• _What you will do_:
Could you filter the material and copy every line where the word "name" occurs?

Data excerpts section start

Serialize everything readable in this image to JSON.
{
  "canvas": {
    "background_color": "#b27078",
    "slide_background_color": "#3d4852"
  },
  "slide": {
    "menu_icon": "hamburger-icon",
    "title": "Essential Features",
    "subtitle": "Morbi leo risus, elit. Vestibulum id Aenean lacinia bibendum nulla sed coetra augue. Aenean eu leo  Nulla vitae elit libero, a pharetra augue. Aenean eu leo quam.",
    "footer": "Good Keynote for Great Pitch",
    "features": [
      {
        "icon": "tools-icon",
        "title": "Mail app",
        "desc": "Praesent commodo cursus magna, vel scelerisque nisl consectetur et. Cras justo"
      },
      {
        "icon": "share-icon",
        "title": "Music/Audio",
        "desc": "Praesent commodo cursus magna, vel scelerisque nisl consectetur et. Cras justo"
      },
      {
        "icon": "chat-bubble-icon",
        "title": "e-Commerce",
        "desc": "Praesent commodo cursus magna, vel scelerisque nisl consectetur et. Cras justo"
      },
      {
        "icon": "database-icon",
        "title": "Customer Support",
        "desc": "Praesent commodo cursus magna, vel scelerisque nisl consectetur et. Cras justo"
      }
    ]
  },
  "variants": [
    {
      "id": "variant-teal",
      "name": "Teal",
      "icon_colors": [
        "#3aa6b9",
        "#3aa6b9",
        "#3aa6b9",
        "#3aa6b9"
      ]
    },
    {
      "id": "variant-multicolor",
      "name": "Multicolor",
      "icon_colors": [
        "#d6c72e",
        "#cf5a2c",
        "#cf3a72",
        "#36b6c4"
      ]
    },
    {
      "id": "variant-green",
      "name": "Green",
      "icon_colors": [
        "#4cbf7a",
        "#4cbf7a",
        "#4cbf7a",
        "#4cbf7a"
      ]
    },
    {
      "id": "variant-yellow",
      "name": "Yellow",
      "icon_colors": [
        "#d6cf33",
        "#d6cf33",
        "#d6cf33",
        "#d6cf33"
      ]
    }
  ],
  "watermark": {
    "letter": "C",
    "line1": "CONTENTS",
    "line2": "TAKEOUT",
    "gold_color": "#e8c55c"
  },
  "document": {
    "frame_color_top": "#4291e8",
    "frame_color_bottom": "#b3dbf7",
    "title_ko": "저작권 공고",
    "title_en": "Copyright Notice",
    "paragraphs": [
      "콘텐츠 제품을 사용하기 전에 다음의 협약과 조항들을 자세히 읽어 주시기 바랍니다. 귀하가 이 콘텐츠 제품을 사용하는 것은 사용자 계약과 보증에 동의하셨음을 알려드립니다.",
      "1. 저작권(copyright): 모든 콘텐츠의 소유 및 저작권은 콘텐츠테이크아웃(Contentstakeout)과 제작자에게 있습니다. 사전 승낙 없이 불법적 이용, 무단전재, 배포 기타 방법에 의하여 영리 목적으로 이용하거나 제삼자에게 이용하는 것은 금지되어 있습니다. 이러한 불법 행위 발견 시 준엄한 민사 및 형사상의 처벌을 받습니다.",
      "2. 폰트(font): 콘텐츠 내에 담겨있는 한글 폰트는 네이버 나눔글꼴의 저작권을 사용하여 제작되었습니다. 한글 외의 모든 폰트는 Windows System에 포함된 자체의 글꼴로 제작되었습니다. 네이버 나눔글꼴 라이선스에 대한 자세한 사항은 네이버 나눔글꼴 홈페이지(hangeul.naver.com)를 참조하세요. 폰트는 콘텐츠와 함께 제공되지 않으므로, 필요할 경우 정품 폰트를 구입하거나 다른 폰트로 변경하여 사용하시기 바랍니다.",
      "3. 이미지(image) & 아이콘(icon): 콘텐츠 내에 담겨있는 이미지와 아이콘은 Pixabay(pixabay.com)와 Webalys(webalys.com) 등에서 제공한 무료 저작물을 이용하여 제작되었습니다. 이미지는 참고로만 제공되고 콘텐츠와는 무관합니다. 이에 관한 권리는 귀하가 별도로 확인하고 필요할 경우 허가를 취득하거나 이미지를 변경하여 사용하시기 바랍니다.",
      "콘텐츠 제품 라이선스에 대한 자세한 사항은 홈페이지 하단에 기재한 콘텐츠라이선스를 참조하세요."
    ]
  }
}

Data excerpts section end

• _Answer to the problem_:
      "name": "Teal",
      "name": "Multicolor",
      "name": "Green",
      "name": "Yellow",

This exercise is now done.